◆ EXERCISE OBJECTIVE
The answer must consist of every line in the records that contains the word "渲染专区".

[Collected data entries]
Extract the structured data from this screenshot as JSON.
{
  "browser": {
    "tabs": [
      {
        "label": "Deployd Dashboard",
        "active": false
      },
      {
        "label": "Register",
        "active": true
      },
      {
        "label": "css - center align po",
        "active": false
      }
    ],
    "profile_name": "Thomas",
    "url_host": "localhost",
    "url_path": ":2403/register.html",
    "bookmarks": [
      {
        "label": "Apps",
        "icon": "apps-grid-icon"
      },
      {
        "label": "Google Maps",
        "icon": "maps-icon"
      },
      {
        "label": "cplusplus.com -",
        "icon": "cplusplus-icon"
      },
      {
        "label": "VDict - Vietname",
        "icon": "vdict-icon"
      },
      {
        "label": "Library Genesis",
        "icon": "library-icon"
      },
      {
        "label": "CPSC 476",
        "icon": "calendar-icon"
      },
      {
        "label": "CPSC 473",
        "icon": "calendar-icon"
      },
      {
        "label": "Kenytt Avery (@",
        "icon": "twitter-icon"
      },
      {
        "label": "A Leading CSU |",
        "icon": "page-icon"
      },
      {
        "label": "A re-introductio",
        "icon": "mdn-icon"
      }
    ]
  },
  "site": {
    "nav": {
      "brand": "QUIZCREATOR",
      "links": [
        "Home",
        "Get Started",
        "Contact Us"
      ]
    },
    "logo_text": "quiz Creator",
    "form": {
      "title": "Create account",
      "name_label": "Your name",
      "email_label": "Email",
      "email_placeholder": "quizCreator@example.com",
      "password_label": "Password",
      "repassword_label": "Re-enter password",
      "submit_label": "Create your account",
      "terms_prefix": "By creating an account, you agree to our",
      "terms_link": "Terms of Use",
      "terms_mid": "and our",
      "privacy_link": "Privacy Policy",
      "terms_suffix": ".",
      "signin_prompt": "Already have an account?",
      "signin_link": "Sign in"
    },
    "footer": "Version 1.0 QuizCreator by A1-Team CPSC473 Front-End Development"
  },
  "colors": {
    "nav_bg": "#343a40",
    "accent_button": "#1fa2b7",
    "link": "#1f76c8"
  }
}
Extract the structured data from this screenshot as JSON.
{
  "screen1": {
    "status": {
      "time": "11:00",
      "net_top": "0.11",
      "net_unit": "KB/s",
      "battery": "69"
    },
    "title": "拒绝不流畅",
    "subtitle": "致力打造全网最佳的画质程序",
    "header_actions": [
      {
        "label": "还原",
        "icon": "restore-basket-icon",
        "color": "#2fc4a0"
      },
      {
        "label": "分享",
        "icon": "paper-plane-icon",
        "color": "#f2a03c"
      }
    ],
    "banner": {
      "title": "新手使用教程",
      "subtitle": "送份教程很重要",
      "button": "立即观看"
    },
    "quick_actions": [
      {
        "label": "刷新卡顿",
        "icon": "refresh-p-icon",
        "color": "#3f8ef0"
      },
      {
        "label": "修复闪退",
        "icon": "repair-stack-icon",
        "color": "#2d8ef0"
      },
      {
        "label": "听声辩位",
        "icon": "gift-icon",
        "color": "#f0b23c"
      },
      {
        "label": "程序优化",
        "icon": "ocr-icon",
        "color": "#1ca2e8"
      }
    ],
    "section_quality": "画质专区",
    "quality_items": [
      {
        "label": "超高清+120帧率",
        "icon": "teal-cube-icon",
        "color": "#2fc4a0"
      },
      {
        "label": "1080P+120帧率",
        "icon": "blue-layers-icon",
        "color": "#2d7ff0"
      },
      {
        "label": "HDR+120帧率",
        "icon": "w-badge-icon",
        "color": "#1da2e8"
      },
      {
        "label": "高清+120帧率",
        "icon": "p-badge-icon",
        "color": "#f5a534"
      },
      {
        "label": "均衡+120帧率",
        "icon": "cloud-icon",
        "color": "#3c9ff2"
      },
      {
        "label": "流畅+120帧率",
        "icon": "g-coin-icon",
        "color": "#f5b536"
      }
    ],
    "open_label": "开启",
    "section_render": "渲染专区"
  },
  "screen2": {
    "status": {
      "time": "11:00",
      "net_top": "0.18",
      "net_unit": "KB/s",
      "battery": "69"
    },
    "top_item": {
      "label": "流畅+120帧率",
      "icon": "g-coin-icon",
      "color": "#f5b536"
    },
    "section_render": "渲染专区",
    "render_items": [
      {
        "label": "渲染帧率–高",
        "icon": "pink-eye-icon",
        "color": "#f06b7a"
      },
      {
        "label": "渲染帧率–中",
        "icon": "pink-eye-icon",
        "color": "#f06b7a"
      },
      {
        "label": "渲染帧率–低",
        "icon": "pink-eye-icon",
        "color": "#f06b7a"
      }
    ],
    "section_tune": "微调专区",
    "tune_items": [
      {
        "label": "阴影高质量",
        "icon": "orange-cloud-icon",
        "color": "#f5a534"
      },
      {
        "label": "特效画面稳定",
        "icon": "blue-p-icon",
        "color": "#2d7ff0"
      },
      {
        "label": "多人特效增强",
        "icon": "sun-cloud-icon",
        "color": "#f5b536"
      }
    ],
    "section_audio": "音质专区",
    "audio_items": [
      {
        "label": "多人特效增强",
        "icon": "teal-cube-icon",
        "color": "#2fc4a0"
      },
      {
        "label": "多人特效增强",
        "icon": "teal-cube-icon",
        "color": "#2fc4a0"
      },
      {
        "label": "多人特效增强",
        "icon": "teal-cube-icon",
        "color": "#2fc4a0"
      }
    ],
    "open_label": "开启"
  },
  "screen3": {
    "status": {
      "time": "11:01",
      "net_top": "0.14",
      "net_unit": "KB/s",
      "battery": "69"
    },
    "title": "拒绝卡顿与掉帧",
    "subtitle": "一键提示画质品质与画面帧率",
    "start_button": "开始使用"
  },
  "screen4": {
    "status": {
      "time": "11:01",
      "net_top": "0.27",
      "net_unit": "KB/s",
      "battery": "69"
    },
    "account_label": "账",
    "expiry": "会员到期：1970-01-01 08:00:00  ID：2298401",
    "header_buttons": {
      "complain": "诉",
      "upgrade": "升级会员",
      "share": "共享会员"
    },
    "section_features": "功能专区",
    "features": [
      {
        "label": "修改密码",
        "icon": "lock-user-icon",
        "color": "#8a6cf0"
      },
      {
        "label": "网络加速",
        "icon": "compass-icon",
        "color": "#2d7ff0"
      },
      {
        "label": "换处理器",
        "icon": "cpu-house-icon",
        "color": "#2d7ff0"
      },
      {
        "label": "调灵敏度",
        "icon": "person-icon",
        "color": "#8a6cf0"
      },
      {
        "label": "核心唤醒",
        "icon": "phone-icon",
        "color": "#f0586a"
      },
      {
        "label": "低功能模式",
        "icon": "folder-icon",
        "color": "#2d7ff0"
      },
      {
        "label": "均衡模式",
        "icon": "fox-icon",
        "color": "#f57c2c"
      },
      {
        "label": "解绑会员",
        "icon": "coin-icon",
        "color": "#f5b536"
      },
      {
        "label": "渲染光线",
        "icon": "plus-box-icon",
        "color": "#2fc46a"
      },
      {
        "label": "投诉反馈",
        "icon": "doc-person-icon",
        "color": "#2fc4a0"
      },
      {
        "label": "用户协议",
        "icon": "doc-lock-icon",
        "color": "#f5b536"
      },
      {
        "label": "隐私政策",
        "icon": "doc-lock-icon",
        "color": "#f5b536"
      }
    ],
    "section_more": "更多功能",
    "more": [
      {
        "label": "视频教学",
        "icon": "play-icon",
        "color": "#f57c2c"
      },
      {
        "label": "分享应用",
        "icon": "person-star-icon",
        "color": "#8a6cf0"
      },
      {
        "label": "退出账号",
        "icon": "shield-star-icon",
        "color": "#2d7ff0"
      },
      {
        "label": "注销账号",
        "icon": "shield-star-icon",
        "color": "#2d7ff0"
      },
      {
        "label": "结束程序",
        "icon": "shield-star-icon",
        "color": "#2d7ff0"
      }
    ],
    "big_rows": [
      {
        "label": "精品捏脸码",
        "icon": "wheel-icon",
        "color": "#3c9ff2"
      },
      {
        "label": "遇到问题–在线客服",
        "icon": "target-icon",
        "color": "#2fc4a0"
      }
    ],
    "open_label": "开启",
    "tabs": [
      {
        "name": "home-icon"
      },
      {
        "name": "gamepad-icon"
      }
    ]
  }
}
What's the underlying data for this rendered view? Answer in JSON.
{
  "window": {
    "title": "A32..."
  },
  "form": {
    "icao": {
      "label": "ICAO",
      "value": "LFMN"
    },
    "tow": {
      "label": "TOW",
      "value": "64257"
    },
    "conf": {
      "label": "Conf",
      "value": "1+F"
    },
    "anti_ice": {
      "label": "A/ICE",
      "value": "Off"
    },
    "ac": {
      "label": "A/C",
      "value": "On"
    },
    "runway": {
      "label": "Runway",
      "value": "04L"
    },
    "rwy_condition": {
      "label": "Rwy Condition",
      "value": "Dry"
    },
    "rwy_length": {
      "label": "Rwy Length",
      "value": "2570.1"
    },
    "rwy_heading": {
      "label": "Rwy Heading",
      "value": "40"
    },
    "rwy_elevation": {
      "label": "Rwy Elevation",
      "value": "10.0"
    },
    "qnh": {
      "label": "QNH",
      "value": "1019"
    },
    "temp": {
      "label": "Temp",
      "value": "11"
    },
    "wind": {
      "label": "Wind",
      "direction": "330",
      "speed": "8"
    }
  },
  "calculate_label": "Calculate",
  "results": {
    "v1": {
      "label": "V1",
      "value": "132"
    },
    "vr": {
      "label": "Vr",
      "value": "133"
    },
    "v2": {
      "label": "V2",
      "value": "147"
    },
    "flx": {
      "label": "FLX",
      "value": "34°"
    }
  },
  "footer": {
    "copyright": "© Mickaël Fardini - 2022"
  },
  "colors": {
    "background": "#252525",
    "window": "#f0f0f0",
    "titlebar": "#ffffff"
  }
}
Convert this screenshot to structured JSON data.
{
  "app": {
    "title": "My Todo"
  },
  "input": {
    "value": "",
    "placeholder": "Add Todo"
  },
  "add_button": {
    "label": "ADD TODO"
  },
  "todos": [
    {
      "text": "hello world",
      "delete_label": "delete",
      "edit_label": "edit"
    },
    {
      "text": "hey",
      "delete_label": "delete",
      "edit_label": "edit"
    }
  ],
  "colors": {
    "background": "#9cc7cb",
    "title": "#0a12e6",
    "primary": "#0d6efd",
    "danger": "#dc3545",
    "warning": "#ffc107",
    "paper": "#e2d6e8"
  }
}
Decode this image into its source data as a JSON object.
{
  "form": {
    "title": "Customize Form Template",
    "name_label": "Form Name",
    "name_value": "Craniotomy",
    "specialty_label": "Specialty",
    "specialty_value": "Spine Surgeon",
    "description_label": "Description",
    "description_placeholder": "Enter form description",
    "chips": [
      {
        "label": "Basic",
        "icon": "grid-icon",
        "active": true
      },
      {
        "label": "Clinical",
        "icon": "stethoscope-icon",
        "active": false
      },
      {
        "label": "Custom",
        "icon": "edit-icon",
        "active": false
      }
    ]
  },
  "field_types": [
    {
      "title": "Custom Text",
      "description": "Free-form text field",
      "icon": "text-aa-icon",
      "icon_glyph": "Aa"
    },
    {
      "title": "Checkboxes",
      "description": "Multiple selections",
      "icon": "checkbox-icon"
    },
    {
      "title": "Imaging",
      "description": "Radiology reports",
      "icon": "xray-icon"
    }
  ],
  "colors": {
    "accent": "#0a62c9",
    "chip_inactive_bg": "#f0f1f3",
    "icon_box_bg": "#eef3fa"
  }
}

◆ OUTPUT OF THE TASK
    "section_render": "渲染专区"
    "section_render": "渲染专区",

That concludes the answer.